Just when the economy can’t take any more bad news, the Federal Reserve Bank of Atlanta is predicting the national gross domestic product (GDP) is expected to drop by nearly 43 percent in the second quarter, CNBC reported.
If the Atlanta Fed is correct, the drop in GDP, the sum of goods and services across the economy, would be the worst since World War II.
When examined together, the Federal Reserve Bank of Atlanta sees personal consumption expenditures, which comprise 68 percent of GDP, falling by 43.6 percent in Q2, down from the May 8 estimate of 33.9 percent. Gross private domestic investment, which is 17 percent of GDP, is expected to plunge by 69.4 percent, down from a 62.8 percent estimate a week ago.
Just one week ago, the Atlanta Fed’s tracker, GDPNow, estimated the drop for the period from April through June would be 35 percent.
But as more unsettling economic data has piled up amid the continuing coronavirus pandemic, the central bank adjusted its estimate.

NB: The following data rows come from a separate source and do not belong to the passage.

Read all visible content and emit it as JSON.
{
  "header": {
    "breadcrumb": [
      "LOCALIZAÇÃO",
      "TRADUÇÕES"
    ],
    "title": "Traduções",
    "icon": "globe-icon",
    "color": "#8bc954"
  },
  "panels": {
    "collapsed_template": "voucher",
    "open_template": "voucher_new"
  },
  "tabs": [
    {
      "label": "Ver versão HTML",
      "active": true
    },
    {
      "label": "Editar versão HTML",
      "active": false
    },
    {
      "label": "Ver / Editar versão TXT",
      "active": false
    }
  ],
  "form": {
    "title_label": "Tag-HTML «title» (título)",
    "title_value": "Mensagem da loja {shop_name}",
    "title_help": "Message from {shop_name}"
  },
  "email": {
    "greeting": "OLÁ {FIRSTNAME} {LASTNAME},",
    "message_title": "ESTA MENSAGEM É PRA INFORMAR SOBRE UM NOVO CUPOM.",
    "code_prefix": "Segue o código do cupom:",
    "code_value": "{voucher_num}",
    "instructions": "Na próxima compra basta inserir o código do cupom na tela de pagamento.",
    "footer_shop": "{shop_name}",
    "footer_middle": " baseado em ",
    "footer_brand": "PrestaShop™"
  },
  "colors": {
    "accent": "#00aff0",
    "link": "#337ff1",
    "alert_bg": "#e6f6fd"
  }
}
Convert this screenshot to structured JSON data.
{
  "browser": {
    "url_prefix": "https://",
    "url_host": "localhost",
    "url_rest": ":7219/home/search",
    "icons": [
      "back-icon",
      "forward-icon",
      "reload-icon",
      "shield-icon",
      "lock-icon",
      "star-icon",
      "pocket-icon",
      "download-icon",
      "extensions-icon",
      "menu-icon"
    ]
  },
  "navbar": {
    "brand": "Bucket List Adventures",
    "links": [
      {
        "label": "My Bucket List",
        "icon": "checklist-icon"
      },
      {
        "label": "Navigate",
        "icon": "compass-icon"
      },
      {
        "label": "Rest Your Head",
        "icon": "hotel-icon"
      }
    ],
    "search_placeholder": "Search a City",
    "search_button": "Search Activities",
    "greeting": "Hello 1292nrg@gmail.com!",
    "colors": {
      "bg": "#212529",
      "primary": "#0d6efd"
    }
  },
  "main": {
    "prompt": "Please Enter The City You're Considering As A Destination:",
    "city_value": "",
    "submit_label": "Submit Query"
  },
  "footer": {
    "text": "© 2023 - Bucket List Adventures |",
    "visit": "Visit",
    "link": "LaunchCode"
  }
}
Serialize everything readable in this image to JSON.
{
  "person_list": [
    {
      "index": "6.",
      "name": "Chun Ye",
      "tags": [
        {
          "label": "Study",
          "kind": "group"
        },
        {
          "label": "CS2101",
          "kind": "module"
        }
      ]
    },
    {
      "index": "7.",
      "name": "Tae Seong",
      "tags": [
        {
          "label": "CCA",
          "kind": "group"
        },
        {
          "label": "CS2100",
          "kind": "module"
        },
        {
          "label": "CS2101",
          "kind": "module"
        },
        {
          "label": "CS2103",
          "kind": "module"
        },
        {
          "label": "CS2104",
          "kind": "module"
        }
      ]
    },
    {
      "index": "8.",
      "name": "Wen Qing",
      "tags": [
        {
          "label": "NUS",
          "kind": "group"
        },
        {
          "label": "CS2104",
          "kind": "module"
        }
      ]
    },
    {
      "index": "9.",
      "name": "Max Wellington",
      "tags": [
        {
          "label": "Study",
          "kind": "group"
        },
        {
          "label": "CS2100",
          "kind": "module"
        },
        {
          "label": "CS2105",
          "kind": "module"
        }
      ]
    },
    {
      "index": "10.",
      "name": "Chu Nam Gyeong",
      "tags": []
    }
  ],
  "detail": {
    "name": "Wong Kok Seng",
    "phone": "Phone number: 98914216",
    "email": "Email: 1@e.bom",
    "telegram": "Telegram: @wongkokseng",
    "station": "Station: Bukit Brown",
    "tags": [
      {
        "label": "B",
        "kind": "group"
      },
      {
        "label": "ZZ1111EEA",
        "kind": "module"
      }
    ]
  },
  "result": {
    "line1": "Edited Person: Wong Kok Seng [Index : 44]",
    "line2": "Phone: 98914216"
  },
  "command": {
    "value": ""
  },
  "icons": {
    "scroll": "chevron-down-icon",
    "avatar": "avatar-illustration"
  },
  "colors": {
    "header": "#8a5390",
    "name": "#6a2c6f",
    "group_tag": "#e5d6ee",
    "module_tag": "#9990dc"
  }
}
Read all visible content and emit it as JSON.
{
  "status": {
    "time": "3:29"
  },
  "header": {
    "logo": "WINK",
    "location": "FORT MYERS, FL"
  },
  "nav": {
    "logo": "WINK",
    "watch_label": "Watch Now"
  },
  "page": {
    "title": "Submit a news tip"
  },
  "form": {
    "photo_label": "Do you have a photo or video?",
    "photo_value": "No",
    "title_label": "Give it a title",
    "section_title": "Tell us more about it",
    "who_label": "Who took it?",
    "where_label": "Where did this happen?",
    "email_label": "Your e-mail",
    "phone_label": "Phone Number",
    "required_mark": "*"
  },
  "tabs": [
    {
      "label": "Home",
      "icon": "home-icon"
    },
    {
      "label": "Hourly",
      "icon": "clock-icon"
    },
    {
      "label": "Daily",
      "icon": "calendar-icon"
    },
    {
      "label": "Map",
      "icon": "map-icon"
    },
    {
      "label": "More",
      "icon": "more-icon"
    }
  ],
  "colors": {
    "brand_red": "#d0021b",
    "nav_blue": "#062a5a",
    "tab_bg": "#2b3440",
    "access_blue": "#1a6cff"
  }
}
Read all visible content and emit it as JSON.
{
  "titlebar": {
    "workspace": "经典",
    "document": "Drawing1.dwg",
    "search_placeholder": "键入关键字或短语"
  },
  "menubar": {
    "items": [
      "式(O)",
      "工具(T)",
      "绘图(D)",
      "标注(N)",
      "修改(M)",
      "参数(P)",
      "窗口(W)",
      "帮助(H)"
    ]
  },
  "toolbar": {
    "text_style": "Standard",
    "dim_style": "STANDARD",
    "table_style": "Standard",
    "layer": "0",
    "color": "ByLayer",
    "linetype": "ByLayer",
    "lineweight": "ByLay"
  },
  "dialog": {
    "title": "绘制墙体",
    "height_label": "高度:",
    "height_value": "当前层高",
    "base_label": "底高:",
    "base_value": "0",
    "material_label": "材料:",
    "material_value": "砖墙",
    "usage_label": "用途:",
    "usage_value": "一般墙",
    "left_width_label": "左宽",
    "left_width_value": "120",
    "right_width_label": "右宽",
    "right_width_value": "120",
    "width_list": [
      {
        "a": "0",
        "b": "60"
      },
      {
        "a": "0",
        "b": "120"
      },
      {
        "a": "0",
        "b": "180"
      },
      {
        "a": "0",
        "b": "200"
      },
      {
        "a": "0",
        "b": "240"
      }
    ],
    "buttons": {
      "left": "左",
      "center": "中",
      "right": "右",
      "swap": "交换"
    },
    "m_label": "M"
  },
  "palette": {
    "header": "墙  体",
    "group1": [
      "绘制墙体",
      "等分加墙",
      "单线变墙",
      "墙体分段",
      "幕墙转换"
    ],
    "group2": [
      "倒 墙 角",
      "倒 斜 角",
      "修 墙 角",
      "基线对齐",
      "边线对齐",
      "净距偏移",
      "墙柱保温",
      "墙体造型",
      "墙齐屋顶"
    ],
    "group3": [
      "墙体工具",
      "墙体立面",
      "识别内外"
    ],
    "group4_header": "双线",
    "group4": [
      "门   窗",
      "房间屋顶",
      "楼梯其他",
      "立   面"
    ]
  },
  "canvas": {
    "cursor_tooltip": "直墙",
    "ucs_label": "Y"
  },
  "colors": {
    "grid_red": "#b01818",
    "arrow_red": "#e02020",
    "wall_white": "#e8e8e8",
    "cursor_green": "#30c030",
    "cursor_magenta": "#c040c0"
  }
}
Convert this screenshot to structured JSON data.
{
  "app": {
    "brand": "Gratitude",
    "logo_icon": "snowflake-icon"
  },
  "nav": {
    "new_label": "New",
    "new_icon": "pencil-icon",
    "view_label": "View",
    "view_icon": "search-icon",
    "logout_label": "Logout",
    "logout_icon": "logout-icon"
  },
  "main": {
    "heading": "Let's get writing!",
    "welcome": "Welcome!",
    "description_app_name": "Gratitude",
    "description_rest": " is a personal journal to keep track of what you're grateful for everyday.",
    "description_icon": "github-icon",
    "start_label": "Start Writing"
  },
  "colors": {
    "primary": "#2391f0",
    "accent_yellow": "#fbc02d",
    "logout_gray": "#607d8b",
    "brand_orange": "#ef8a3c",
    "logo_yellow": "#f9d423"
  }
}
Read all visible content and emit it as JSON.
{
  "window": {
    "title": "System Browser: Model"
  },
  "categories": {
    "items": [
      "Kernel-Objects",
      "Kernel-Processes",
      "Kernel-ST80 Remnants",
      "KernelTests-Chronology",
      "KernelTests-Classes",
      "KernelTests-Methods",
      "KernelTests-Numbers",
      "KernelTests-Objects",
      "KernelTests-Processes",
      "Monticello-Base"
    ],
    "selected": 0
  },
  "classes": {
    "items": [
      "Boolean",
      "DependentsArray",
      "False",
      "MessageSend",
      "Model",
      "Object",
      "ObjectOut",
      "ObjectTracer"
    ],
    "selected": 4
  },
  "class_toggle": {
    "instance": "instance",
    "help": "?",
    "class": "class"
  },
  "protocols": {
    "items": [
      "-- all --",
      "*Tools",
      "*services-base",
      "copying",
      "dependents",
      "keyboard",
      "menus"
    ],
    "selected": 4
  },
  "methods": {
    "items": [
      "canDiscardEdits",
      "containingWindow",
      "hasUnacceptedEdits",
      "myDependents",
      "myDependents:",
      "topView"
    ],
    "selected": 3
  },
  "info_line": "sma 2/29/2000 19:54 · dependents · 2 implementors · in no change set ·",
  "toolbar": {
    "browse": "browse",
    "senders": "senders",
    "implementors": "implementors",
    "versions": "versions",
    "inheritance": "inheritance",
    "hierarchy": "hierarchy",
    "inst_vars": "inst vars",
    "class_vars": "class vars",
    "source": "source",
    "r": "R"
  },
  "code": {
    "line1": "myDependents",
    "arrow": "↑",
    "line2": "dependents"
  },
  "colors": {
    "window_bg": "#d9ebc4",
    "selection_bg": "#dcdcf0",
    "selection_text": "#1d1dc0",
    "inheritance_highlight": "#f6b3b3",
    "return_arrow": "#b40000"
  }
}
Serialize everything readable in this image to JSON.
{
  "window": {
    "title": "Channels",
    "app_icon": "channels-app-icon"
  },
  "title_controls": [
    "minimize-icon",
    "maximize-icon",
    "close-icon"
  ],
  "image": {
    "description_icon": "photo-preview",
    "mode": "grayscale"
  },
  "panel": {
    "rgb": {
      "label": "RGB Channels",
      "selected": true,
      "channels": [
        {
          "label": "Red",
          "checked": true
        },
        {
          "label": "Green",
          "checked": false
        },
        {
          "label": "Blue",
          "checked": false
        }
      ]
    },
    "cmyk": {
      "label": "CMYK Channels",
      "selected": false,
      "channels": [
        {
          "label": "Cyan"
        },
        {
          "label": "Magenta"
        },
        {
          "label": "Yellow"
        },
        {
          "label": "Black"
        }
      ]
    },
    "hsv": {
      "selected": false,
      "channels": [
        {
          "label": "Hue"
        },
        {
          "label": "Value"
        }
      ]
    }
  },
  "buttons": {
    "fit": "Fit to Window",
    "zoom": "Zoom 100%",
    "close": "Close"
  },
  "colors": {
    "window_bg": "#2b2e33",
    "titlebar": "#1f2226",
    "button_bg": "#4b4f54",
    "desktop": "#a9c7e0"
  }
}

Jobless claims for the week ending May 9 were 2.98 million, the U.S. Bureau of Labor Statistics reported on Thursday (May 14). That pushed the total number of claims filed since COVID-19 began to a record 36.5 million.
During the week ending April 25, there were 23 states that reported 3.4 million people claimed Pandemic Unemployment Assistance benefits, according to the Bureau of Labor Statistics. In addition, 13 states reported that 79,538 people filed for pandemic unemployment.
The U.S. Census Bureau reported Friday (May 15) that retail sales collapsed 16 percent in April, worse than the 12 percent economists surveyed by Dow Jones had been forecasting, CNBC reported.
GDPNow is not an official forecast of the Atlanta Fed. Rather, it is best viewed as a running estimate of real GDP growth based on available data for the period measured.